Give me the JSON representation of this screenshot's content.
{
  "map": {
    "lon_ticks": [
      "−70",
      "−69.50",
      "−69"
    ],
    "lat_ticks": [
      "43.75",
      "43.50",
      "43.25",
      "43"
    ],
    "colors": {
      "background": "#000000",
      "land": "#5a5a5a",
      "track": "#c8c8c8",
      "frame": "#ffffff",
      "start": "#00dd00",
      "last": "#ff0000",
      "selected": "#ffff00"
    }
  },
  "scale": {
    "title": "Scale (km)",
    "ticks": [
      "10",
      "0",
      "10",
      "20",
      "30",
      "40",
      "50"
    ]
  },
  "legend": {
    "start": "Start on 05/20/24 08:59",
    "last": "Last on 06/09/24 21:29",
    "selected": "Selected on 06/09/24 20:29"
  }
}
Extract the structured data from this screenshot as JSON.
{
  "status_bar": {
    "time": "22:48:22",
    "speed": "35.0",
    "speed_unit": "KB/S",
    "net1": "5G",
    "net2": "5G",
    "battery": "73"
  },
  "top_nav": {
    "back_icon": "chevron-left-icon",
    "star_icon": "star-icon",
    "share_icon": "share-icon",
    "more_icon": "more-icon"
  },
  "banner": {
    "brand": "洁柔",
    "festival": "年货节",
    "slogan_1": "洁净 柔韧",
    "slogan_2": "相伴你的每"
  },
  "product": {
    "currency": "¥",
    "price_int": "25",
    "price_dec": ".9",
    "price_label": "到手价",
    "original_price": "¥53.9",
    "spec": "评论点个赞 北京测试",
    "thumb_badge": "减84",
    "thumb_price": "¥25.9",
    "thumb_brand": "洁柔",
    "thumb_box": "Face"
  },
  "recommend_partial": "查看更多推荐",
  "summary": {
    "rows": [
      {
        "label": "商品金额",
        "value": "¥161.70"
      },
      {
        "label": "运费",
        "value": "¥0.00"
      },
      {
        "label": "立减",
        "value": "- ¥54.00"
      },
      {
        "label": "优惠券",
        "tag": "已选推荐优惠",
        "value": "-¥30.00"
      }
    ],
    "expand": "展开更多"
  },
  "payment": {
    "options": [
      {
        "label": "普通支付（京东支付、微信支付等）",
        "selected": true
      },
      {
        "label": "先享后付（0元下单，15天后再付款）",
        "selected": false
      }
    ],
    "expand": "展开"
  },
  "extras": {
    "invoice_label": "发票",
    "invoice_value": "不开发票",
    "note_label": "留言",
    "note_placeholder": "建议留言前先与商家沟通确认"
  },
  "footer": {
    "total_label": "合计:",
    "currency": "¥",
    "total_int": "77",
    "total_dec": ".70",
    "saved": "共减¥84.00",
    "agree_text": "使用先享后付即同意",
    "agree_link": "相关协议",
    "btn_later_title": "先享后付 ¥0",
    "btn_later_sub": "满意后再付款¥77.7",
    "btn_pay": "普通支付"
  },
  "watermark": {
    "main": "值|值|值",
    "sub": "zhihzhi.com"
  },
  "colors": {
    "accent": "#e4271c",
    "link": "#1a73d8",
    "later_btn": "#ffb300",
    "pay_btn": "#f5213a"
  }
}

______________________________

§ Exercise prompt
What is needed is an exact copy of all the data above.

§ Solution
Give me the JSON representation of this screenshot's content.
{
  "map": {
    "lon_ticks": [
      "−70",
      "−69.50",
      "−69"
    ],
    "lat_ticks": [
      "43.75",
      "43.50",
      "43.25",
      "43"
    ],
    "colors": {
      "background": "#000000",
      "land": "#5a5a5a",
      "track": "#c8c8c8",
      "frame": "#ffffff",
      "start": "#00dd00",
      "last": "#ff0000",
      "selected": "#ffff00"
    }
  },
  "scale": {
    "title": "Scale (km)",
    "ticks": [
      "10",
      "0",
      "10",
      "20",
      "30",
      "40",
      "50"
    ]
  },
  "legend": {
    "start": "Start on 05/20/24 08:59",
    "last": "Last on 06/09/24 21:29",
    "selected": "Selected on 06/09/24 20:29"
  }
}
Extract the structured data from this screenshot as JSON.
{
  "status_bar": {
    "time": "22:48:22",
    "speed": "35.0",
    "speed_unit": "KB/S",
    "net1": "5G",
    "net2": "5G",
    "battery": "73"
  },
  "top_nav": {
    "back_icon": "chevron-left-icon",
    "star_icon": "star-icon",
    "share_icon": "share-icon",
    "more_icon": "more-icon"
  },
  "banner": {
    "brand": "洁柔",
    "festival": "年货节",
    "slogan_1": "洁净 柔韧",
    "slogan_2": "相伴你的每"
  },
  "product": {
    "currency": "¥",
    "price_int": "25",
    "price_dec": ".9",
    "price_label": "到手价",
    "original_price": "¥53.9",
    "spec": "评论点个赞 北京测试",
    "thumb_badge": "减84",
    "thumb_price": "¥25.9",
    "thumb_brand": "洁柔",
    "thumb_box": "Face"
  },
  "recommend_partial": "查看更多推荐",
  "summary": {
    "rows": [
      {
        "label": "商品金额",
        "value": "¥161.70"
      },
      {
        "label": "运费",
        "value": "¥0.00"
      },
      {
        "label": "立减",
        "value": "- ¥54.00"
      },
      {
        "label": "优惠券",
        "tag": "已选推荐优惠",
        "value": "-¥30.00"
      }
    ],
    "expand": "展开更多"
  },
  "payment": {
    "options": [
      {
        "label": "普通支付（京东支付、微信支付等）",
        "selected": true
      },
      {
        "label": "先享后付（0元下单，15天后再付款）",
        "selected": false
      }
    ],
    "expand": "展开"
  },
  "extras": {
    "invoice_label": "发票",
    "invoice_value": "不开发票",
    "note_label": "留言",
    "note_placeholder": "建议留言前先与商家沟通确认"
  },
  "footer": {
    "total_label": "合计:",
    "currency": "¥",
    "total_int": "77",
    "total_dec": ".70",
    "saved": "共减¥84.00",
    "agree_text": "使用先享后付即同意",
    "agree_link": "相关协议",
    "btn_later_title": "先享后付 ¥0",
    "btn_later_sub": "满意后再付款¥77.7",
    "btn_pay": "普通支付"
  },
  "watermark": {
    "main": "值|值|值",
    "sub": "zhihzhi.com"
  },
  "colors": {
    "accent": "#e4271c",
    "link": "#1a73d8",
    "later_btn": "#ffb300",
    "pay_btn": "#f5213a"
  }
}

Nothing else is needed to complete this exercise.